Vegetable oil is used around the world, mostly for cooking purposes, after which it is discarded. But somewhere in Zambia, a young entrepreneur has taken steps to create something out of used vegetable oil.
In 2006, Mutoba Ngoma saw the need to provide a solution to fuel shortages in Zambia, and Africa in general. This led to setting up Tapera Industries – a biofuel company that converts used vegetable oil into fuel.
In an interview with CNN, he said, “I had just completed my schooling in the UK in aeronautical engineering and I came across a program about renewable energy in Brazil. At the same time Zambia was going through fuel shortages.”
With a mission to increase the country’s fuel supply sustainability and provide vocational training and stable job opportunities, the company started out as a backyard business, producing around 200 liters of cleaned and processed fuel monthly.
Presently, Tapera produces 3,000 liters of fuel each month and generates about $15,000.
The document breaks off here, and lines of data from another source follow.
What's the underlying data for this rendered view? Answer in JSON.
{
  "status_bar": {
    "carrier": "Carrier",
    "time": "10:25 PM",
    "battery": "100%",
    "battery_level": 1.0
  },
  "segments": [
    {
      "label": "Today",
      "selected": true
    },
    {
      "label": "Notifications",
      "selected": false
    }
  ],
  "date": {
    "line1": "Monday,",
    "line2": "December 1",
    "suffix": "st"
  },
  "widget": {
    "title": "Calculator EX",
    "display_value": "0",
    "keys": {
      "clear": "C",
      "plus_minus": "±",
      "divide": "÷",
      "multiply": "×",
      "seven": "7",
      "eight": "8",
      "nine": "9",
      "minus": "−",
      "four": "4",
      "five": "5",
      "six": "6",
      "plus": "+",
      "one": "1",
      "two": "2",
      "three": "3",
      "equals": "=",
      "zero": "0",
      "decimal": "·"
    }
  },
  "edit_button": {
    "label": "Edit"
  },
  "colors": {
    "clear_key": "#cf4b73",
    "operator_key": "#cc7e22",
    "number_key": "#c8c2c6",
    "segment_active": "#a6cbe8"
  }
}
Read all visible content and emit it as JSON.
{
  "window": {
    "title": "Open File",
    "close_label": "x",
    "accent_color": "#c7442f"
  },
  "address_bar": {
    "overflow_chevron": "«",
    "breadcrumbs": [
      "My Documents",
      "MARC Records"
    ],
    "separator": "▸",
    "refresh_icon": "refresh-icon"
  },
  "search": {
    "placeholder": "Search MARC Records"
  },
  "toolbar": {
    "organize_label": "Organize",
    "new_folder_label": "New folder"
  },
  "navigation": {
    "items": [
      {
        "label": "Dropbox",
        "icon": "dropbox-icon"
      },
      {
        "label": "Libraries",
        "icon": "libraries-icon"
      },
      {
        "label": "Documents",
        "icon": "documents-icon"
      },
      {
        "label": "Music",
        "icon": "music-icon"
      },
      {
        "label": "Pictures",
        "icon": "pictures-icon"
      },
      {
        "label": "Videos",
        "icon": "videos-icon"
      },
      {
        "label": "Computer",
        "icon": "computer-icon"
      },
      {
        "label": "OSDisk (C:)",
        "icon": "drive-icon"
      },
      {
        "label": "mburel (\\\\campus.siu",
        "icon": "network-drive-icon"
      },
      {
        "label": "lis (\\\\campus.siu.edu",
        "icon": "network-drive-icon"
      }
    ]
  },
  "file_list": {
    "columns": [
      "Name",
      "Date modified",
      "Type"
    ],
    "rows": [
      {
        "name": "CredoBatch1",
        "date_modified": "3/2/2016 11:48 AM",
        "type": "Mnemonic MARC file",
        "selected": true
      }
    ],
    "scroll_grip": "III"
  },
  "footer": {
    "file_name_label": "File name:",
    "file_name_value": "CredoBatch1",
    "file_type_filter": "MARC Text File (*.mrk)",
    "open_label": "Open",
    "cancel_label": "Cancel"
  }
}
The business is profitable, but not without its own challenge. With the challenge of having to constantly get used vegetable oil, Ngoma decided to diversify his company’s product range by making soap.
“The idea of making soaps came about as a result of one of our challenges of securing enough raw material for the diesel. We realized as we were waiting for more oil to come about we could actually be producing something else. And we found that we could actually produce soap from the same oil. So we just had to clean it a bit more and it’s even cheaper to process than the diesel. We stuck with it because we felt it is also a good income generator.”
While African leaders take steps to stop the challenge of fuel crisis that arise once in a while, entrepreneurs are doing their best to provide solutions, and Mutoba Ngoma’s idea of turning used vegetable oil into fuel is one of the many unique solutions that can turn things around in Africa.